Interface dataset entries
━━━━━━━━
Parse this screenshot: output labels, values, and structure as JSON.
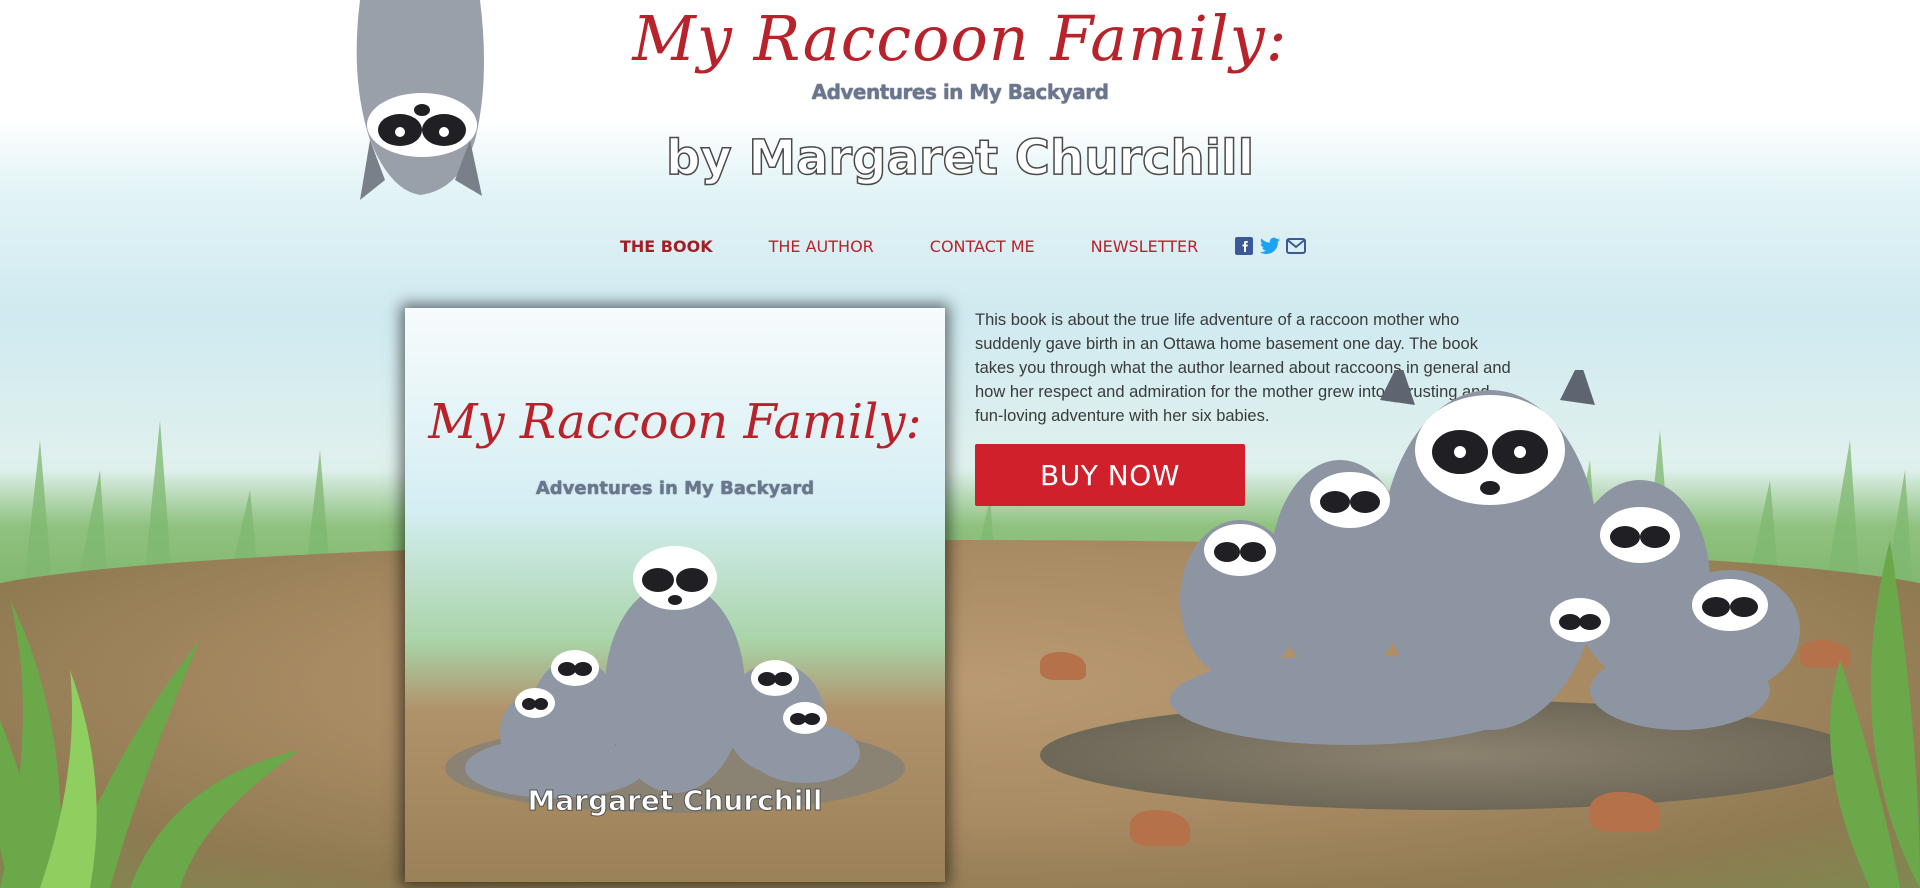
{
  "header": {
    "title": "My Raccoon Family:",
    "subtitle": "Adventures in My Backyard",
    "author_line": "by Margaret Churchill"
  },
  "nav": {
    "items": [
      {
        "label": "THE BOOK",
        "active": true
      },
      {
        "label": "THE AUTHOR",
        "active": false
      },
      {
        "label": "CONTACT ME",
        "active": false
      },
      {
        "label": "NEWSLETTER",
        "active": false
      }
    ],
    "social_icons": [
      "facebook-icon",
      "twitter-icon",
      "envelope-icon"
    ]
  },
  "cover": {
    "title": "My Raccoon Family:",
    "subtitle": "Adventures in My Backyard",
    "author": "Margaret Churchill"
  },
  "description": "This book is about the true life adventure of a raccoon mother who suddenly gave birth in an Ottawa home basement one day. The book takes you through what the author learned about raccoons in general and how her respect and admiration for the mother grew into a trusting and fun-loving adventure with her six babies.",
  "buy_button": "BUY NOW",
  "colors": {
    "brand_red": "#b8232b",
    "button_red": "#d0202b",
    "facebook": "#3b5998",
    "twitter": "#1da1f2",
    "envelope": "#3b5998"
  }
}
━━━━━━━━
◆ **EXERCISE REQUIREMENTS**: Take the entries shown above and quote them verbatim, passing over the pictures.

◆ **OUTPUT FOR THIS TASK**:
Parse this screenshot: output labels, values, and structure as JSON.
{
  "header": {
    "title": "My Raccoon Family:",
    "subtitle": "Adventures in My Backyard",
    "author_line": "by Margaret Churchill"
  },
  "nav": {
    "items": [
      {
        "label": "THE BOOK",
        "active": true
      },
      {
        "label": "THE AUTHOR",
        "active": false
      },
      {
        "label": "CONTACT ME",
        "active": false
      },
      {
        "label": "NEWSLETTER",
        "active": false
      }
    ],
    "social_icons": [
      "facebook-icon",
      "twitter-icon",
      "envelope-icon"
    ]
  },
  "cover": {
    "title": "My Raccoon Family:",
    "subtitle": "Adventures in My Backyard",
    "author": "Margaret Churchill"
  },
  "description": "This book is about the true life adventure of a raccoon mother who suddenly gave birth in an Ottawa home basement one day. The book takes you through what the author learned about raccoons in general and how her respect and admiration for the mother grew into a trusting and fun-loving adventure with her six babies.",
  "buy_button": "BUY NOW",
  "colors": {
    "brand_red": "#b8232b",
    "button_red": "#d0202b",
    "facebook": "#3b5998",
    "twitter": "#1da1f2",
    "envelope": "#3b5998"
  }
}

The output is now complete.